Work to complete
Copy the data below. Keep every line exactly as it is.

[Source records]
Start of Block
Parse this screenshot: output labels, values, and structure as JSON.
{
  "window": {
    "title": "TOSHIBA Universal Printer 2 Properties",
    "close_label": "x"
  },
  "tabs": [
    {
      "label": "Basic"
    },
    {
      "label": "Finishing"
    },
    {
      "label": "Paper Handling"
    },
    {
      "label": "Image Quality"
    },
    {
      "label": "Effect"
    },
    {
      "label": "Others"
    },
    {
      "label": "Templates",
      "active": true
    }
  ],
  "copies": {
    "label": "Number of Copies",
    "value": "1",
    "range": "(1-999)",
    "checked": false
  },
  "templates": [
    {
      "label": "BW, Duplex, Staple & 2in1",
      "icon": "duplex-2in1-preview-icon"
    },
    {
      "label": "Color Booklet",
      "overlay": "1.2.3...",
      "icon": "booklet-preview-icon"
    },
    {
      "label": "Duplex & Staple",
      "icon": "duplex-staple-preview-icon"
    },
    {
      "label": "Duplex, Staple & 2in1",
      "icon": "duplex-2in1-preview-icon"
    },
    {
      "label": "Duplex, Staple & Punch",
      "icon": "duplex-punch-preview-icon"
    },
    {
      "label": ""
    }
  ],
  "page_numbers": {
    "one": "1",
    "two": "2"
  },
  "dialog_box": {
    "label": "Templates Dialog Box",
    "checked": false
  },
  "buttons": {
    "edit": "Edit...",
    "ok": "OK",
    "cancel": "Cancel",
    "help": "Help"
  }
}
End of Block
Result of this exercise
Parse this screenshot: output labels, values, and structure as JSON.
{
  "window": {
    "title": "TOSHIBA Universal Printer 2 Properties",
    "close_label": "x"
  },
  "tabs": [
    {
      "label": "Basic"
    },
    {
      "label": "Finishing"
    },
    {
      "label": "Paper Handling"
    },
    {
      "label": "Image Quality"
    },
    {
      "label": "Effect"
    },
    {
      "label": "Others"
    },
    {
      "label": "Templates",
      "active": true
    }
  ],
  "copies": {
    "label": "Number of Copies",
    "value": "1",
    "range": "(1-999)",
    "checked": false
  },
  "templates": [
    {
      "label": "BW, Duplex, Staple & 2in1",
      "icon": "duplex-2in1-preview-icon"
    },
    {
      "label": "Color Booklet",
      "overlay": "1.2.3...",
      "icon": "booklet-preview-icon"
    },
    {
      "label": "Duplex & Staple",
      "icon": "duplex-staple-preview-icon"
    },
    {
      "label": "Duplex, Staple & 2in1",
      "icon": "duplex-2in1-preview-icon"
    },
    {
      "label": "Duplex, Staple & Punch",
      "icon": "duplex-punch-preview-icon"
    },
    {
      "label": ""
    }
  ],
  "page_numbers": {
    "one": "1",
    "two": "2"
  },
  "dialog_box": {
    "label": "Templates Dialog Box",
    "checked": false
  },
  "buttons": {
    "edit": "Edit...",
    "ok": "OK",
    "cancel": "Cancel",
    "help": "Help"
  }
}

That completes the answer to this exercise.